For this reason, procedures have been developed to reduce the tension in the sutures by relocating the patient's own tissue (flap plasty) and to enable a laterally displaced (medically: lateralised) suture:
- Karydakis - Operation
- Limberg - Operation and the related Dufourmentel - Technique
The alternatives to conventional surgery
Pit picking surgery, laser surgery (SiLaC®), sinusectomy, endoscopy (EPSiT)
Less is more:
On the basis of the pit-picking technique developed in England and popularised in the USA, we have various variants of this gentle treatment available.
Pit picking refers to the selective removal of the affected hair roots as skin cylinders of 2-5 mm diameter and the cleaning of the fistula tract from deposited hair fragments.
The more perfectly this goal is achieved, the lower the risk of recurrence of fistula formation.
The decision for the best technology is made individually:
- Laser treatment of the fistula from the inside using a glass fibre probe(SiLaC®)
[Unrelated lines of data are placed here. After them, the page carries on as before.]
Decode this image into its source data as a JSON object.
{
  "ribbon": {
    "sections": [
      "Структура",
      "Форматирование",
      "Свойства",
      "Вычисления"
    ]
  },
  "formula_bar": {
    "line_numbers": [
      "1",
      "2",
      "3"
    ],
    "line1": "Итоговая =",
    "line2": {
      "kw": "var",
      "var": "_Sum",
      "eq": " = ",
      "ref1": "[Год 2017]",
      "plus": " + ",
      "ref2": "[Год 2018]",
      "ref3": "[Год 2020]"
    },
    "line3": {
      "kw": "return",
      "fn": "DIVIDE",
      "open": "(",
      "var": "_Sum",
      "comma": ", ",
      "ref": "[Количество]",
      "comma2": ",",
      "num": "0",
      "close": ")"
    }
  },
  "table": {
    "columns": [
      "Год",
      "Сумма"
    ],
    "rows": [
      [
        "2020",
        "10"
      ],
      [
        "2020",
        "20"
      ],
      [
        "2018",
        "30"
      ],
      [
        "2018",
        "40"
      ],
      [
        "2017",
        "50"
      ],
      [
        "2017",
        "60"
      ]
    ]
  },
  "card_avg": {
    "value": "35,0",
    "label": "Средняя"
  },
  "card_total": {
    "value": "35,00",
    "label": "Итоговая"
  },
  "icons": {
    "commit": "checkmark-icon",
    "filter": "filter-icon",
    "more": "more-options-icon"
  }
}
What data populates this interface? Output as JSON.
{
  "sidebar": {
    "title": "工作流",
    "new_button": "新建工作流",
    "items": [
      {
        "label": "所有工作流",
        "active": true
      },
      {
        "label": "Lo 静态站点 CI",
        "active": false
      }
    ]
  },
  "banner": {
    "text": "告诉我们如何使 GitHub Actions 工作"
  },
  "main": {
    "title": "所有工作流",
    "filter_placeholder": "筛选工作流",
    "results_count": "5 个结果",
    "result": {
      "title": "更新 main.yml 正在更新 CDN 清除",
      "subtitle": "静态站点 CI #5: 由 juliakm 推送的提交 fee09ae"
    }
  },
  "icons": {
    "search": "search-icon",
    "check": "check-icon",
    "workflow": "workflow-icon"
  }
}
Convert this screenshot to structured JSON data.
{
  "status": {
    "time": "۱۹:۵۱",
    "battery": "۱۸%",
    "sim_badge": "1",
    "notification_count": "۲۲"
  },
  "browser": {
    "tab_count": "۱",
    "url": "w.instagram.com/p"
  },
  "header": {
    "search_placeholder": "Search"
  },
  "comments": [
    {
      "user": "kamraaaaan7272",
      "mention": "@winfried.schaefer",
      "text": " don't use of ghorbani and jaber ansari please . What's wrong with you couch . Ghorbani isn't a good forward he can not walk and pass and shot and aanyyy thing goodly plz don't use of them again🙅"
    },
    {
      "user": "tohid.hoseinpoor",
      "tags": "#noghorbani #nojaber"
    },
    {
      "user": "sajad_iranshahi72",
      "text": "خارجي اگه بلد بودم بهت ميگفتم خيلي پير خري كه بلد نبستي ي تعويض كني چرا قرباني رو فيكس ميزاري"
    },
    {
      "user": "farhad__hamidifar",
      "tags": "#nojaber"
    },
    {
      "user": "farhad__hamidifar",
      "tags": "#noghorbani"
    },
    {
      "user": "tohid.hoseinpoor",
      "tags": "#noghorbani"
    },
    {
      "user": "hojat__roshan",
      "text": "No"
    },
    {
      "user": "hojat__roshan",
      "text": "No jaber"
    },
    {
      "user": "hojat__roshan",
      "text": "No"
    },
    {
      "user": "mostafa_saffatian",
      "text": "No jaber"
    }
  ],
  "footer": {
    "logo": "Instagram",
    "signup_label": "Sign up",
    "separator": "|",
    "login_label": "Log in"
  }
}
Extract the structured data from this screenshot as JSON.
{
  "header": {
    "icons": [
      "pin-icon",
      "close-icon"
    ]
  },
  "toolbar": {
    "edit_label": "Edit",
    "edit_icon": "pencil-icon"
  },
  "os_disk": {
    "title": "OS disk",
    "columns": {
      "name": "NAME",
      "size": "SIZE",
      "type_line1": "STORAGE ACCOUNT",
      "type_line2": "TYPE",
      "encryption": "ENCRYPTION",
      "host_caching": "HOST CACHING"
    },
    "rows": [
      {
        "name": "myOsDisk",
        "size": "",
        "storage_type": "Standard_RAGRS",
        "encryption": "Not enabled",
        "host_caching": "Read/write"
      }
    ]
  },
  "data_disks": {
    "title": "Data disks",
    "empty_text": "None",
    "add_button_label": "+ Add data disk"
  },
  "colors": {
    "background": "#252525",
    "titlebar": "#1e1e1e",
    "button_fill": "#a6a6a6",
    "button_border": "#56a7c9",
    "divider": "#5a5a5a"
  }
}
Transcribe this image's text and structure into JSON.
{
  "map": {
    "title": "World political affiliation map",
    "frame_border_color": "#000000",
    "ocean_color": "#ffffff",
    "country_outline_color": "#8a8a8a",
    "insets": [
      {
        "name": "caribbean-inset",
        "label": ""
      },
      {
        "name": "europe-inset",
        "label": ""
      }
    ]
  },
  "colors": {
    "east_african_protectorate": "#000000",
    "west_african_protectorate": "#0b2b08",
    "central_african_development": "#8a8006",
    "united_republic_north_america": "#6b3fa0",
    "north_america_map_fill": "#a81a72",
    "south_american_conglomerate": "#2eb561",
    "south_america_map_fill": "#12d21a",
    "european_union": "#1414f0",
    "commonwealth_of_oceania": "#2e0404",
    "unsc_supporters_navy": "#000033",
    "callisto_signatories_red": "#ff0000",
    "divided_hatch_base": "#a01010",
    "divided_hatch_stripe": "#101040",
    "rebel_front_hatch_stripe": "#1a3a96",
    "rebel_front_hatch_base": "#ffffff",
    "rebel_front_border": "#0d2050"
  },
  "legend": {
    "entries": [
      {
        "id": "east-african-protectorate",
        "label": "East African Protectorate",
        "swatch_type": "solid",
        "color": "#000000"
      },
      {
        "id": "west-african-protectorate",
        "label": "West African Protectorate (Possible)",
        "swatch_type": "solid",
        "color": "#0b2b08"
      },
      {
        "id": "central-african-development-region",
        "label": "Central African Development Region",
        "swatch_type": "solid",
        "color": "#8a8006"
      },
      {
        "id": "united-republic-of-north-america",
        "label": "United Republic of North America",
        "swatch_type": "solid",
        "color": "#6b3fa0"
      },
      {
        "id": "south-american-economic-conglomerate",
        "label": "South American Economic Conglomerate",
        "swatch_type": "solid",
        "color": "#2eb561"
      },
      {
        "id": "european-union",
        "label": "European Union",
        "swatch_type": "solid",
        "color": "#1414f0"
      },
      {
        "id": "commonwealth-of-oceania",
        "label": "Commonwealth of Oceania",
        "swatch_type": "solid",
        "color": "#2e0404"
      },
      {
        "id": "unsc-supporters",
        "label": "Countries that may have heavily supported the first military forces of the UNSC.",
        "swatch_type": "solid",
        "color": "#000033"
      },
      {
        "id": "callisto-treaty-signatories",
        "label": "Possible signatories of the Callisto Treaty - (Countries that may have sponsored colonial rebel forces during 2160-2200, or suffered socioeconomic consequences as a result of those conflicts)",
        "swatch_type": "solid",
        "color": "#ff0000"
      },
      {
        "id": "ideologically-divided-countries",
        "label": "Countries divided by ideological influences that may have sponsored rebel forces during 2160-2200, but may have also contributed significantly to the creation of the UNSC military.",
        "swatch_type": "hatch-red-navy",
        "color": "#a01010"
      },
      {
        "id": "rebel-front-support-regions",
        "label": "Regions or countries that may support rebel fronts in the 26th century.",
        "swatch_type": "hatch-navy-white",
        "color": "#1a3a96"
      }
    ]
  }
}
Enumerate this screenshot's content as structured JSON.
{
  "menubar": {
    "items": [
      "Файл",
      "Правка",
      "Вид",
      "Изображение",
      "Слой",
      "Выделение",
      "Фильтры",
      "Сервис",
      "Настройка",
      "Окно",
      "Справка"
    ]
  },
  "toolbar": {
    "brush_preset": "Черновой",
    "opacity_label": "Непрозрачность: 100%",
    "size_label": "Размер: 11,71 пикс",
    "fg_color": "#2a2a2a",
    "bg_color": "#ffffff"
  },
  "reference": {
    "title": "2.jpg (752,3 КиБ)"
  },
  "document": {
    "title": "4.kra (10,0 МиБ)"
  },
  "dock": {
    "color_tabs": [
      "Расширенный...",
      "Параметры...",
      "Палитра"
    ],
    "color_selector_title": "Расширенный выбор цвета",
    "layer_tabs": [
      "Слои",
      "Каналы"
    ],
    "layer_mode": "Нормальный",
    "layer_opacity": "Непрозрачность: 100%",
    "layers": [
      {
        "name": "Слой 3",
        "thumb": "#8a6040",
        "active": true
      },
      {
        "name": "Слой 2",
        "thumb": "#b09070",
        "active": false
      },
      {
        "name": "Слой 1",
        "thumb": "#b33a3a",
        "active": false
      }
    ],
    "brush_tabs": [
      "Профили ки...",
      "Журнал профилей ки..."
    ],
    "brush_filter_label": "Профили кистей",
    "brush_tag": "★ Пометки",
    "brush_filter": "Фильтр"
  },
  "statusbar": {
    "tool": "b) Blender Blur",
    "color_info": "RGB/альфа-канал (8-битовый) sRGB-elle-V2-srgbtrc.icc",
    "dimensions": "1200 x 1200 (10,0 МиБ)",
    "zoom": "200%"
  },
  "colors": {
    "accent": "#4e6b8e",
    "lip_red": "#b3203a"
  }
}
- Precise peeling along the fistula capsule(sinusectomy or fistulectomy).
- Videoendoscopic surgery (Endoscopic Pilonidal Sinus Therapy EPSiT)
Aftercare after the operation
Optimize the healing process and avoid relapses
With us you will not be left alone after the operation.
The best operation does not guarantee a problem-free healing. In questions of aftercare, we advise you already at the surgery appointment.
Especially if you live further away, your relative can become your private wound specialist. We support you through all common digital communication channels.
From our information brochure you will learn what to expect in the course.
At the follow-up appointment in the practice, your surgeon will personally take care of the optimal healing process, if necessary.
In our special wound and laser consultation your wound will be professionally cared for by a trained and experienced therapist.
The success story of our practice
From the idea to an internationally renowned treatment centre
Mail from Dr. John Bascom from Eugene, Oregon
It must have been around 2003. Having successfully passed the specialist examination, I was entitled to operate on my own. The first procedures that await a young surgeon are the supposedly simple ones - like removing a Pilonidal Sinus.
In specialist medical training, the complete excision of the fistula region down to the bone, which many patients now call the "Metzger method", was taught.
My friend and colleague Dr. K. had to experience first hand a painful wound treatment lasting 9 months after such an operation in a large Munich clinic.
A revolutionary new method from England and the USA
"There's got to be some other way to do this," were his words that lingered in my ear canal.
My research on the then just burgeoning internet brought me to the method of Dr. John Bascom from the USA. The inventor was actually the British surgeon Dr. Peter Lord. Bascom's merit was to make the "Pit Picking" - operation known worldwide.
Thank you, John Bascom, for all your help and support! The pioneer of the pit picking method sent me a package with instructions, a video CD and self-drawn graphics. In difficult cases you could always get good advice from him by mail.
Evolution of the Pit Picking Technique Operation
Despite a success rate of initially only about 50 %, the patients were happy to have escaped the standard operation. Consequently, more and more requests came in. I was and am constantly on the lookout for innovative medical technology, fine special instruments, medicinal therapies and biomaterials.
Today we achieve cure rates of > 90 %. Currently, about 1000 patients per year visit our practice with a Pilonidal Sinus .
From this we have learned that minimally invasive techniques are not only suitable for a first operation. Also the relapse (recurrence) can be taken away with it the frights.